Ezekiel Gilman Robinson graduated from Brown in 1838. He later said of his college days, "I had drifted aimlessly into college and drifted aimlessly through it, waking up only the last year to see what I might and ought to have done." Unsure of what he wanted to do, Robinson rented a room at Brown and became a "resident graduate," studying German under Professor Horatio B. Hackett and occasionally preaching.
When Hackett departed Brown for the Newton Theological Institution, Robinson followed. After his graduation from Newton and ordination in 1842, Robinson served in a variety of teaching and clerical positions until he was appointed professor of Christian Theology at Rochester Theological Seminary in 1853. In 1860, he became its president. In 1867, he was offered the presidency of Brown, but declined. When he was offered the position again in 1871, he accepted.
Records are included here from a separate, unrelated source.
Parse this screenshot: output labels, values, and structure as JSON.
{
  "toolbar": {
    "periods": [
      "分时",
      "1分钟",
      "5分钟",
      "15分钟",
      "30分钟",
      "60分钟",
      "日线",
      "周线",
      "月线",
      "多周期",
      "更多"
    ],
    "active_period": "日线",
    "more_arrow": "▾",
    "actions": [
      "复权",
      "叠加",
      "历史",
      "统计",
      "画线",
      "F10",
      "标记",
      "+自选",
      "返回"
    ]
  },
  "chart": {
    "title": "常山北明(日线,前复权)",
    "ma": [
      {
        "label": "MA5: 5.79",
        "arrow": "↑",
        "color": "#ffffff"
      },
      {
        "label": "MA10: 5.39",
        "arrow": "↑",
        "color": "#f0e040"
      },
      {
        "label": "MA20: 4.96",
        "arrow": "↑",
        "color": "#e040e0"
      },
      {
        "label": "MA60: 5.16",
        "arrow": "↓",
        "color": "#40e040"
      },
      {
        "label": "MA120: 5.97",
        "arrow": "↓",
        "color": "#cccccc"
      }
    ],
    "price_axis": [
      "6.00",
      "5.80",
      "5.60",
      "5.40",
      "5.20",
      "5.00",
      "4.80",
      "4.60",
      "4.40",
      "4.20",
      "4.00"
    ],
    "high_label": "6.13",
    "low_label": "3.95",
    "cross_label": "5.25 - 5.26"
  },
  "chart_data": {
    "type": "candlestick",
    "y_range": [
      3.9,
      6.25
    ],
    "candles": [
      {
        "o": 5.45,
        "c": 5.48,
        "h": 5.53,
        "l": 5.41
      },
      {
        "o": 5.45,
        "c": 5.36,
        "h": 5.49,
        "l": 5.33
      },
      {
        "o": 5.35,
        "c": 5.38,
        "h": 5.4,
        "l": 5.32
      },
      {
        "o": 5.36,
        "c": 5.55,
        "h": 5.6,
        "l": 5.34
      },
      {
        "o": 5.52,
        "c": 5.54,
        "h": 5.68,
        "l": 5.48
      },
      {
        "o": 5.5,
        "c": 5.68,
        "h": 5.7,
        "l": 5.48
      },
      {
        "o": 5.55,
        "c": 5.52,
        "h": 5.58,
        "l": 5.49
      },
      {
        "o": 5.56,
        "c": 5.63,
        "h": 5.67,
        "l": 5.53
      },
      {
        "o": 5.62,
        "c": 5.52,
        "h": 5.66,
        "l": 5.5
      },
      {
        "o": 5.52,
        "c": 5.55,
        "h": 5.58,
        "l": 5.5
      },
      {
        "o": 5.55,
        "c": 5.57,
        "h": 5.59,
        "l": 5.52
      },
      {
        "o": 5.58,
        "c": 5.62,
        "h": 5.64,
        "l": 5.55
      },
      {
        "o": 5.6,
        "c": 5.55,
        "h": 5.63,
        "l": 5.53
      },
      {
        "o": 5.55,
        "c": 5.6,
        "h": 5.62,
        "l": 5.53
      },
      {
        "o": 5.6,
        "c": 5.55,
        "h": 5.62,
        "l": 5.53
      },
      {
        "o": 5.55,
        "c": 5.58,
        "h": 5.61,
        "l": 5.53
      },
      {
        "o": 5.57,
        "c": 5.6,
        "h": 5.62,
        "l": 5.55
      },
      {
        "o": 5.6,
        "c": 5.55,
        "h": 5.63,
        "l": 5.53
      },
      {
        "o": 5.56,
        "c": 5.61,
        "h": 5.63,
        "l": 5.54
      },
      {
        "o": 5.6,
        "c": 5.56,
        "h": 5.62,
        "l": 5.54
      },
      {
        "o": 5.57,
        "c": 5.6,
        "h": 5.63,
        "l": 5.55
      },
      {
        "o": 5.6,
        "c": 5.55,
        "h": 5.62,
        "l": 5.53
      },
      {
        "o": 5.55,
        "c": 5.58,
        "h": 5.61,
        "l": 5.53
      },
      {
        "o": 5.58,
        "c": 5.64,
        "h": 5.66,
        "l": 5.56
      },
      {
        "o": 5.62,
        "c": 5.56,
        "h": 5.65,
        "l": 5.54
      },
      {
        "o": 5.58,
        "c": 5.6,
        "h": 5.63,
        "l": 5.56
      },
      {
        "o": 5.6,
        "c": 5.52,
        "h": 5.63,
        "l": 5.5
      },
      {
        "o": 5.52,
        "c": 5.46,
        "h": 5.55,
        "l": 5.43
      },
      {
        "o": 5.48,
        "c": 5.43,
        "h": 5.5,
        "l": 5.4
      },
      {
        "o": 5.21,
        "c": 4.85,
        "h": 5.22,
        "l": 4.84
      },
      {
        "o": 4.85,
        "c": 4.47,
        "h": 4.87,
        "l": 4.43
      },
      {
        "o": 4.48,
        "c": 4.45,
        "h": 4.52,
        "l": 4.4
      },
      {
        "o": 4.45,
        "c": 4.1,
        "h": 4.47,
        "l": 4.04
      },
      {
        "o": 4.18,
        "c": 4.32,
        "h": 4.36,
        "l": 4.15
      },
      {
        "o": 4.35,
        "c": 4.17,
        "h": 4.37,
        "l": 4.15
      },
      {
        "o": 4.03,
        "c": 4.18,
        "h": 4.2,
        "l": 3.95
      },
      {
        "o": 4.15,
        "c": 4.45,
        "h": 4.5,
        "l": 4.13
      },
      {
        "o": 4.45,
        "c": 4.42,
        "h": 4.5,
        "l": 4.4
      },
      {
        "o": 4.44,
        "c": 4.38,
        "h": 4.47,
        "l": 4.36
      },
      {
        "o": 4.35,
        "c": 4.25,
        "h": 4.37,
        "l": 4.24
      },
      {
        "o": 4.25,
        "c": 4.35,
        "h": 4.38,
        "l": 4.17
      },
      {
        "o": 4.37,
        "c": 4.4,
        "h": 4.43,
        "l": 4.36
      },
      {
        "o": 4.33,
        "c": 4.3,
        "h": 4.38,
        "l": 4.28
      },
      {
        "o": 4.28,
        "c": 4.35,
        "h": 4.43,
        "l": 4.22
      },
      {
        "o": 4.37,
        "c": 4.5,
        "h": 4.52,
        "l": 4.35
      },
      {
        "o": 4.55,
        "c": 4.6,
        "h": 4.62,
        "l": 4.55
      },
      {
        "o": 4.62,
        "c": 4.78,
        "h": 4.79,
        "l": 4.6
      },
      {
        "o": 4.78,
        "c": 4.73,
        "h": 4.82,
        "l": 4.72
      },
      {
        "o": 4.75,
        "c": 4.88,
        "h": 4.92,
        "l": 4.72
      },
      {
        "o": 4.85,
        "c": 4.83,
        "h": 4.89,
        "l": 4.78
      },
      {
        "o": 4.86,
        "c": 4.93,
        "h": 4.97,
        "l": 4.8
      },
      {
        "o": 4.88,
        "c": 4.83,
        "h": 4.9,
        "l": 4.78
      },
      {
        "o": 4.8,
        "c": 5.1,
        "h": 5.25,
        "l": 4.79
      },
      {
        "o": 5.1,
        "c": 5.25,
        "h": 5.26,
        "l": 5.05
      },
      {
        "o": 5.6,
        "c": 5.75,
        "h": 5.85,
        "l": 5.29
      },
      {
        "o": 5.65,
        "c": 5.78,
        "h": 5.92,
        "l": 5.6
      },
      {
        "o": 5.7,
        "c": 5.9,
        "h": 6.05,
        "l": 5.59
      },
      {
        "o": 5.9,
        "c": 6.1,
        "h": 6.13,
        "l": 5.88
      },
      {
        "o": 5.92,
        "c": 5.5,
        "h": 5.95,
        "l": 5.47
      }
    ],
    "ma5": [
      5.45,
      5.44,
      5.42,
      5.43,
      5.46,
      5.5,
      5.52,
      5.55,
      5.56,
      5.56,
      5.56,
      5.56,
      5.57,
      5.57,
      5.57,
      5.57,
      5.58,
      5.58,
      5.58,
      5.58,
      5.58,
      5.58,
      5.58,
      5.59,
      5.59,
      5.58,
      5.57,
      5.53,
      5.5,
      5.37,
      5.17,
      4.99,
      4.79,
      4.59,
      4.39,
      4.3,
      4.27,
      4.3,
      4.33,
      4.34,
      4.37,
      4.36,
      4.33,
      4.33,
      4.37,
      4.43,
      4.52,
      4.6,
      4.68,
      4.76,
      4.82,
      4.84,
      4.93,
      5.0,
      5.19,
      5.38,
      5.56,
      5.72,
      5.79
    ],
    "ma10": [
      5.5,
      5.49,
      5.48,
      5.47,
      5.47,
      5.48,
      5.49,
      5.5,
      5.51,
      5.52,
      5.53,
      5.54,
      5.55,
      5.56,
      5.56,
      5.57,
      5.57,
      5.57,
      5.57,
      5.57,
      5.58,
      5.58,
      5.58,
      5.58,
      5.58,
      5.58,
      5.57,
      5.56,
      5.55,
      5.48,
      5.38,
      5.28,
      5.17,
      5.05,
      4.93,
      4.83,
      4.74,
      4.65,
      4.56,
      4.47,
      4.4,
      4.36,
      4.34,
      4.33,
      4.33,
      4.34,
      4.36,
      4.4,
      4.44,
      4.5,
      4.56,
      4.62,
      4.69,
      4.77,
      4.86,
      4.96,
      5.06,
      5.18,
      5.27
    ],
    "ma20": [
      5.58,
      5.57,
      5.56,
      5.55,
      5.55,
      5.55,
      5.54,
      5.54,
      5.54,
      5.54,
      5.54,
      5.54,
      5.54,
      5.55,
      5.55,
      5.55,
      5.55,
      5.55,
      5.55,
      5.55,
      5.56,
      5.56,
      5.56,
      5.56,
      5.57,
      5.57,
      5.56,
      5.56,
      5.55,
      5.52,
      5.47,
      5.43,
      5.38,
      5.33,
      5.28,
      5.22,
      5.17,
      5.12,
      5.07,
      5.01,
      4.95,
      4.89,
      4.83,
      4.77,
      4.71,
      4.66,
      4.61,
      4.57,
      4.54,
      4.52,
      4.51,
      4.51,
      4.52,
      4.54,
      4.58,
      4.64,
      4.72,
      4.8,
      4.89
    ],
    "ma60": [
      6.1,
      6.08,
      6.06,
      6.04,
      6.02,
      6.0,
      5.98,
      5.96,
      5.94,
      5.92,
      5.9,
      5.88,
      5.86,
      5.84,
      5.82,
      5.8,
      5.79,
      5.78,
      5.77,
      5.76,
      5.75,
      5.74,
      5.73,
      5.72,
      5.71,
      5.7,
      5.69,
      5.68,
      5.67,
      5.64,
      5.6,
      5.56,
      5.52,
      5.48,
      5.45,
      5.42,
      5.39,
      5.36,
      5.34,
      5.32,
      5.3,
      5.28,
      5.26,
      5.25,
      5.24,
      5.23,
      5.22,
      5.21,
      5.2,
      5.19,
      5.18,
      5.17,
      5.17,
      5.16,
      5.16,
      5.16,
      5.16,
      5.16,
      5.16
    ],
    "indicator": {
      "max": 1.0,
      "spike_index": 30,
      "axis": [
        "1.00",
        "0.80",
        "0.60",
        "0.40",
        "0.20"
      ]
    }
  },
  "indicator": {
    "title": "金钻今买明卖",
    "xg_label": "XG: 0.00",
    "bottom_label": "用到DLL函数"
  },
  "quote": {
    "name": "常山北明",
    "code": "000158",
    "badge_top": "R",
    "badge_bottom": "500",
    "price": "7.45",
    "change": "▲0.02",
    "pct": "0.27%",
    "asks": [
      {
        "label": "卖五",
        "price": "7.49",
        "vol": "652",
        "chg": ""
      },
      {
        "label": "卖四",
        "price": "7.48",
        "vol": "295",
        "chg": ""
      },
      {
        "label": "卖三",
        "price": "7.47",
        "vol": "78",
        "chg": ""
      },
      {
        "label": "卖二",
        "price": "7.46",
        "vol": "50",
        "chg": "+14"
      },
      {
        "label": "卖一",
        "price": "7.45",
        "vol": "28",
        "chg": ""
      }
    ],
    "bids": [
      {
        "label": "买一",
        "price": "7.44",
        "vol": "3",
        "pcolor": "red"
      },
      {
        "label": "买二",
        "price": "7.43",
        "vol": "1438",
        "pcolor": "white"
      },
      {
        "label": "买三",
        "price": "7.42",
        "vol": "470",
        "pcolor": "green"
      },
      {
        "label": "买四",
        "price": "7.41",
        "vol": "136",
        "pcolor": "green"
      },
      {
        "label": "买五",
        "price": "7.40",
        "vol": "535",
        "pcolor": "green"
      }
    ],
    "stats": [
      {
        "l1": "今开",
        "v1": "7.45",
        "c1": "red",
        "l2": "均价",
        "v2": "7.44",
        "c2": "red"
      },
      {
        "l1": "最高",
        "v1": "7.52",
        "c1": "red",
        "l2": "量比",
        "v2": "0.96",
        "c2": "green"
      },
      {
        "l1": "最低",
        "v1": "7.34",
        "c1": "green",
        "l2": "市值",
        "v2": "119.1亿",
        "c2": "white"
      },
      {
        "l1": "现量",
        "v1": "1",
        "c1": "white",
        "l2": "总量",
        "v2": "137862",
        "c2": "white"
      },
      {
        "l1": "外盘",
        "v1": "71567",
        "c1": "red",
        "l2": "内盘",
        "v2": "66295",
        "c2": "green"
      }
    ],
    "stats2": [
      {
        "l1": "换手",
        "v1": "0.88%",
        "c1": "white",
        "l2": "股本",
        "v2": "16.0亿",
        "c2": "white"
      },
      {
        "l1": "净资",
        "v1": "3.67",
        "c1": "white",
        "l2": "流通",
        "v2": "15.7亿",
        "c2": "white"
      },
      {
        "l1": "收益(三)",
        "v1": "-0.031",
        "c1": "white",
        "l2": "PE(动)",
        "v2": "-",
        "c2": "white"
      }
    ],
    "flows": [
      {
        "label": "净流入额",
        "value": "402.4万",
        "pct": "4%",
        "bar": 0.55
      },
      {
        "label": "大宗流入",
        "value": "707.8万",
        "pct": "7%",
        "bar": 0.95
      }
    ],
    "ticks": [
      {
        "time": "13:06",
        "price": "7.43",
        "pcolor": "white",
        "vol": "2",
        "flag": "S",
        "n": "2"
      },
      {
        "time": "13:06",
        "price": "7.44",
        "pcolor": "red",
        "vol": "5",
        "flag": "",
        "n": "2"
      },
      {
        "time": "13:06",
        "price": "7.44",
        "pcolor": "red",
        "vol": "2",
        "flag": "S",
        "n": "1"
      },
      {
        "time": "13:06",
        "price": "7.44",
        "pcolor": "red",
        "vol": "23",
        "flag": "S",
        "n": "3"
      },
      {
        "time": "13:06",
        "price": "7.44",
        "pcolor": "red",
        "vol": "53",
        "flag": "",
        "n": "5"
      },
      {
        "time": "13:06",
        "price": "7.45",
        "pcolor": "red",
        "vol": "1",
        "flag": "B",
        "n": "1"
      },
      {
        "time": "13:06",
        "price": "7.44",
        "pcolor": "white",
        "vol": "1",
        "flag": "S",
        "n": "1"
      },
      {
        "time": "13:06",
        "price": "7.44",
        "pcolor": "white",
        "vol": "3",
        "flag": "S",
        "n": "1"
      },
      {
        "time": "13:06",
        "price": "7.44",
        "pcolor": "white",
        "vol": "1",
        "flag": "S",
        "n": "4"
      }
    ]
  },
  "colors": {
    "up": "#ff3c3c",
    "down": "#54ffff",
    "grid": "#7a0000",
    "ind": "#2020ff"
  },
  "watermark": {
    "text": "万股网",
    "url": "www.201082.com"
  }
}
The College underwent great material and academic advancements during Robinson's tenure. He instituted graduate study at Brown over the objections of the senior professors of Latin and Greek, but with the approbation of history professor E. Benjamin Andrews, who would succeed him as president. He introduced professorships in physiology and hygiene; geology and paleontology; astronomy; botany; and modern languages. And he presided over the near doubling of the endowment, the renovation of University Hall, and construction of the Library (Robinson Hall), Sayles and Slater Halls. Satisfied with the state of the University, Robinson resigned in 1889.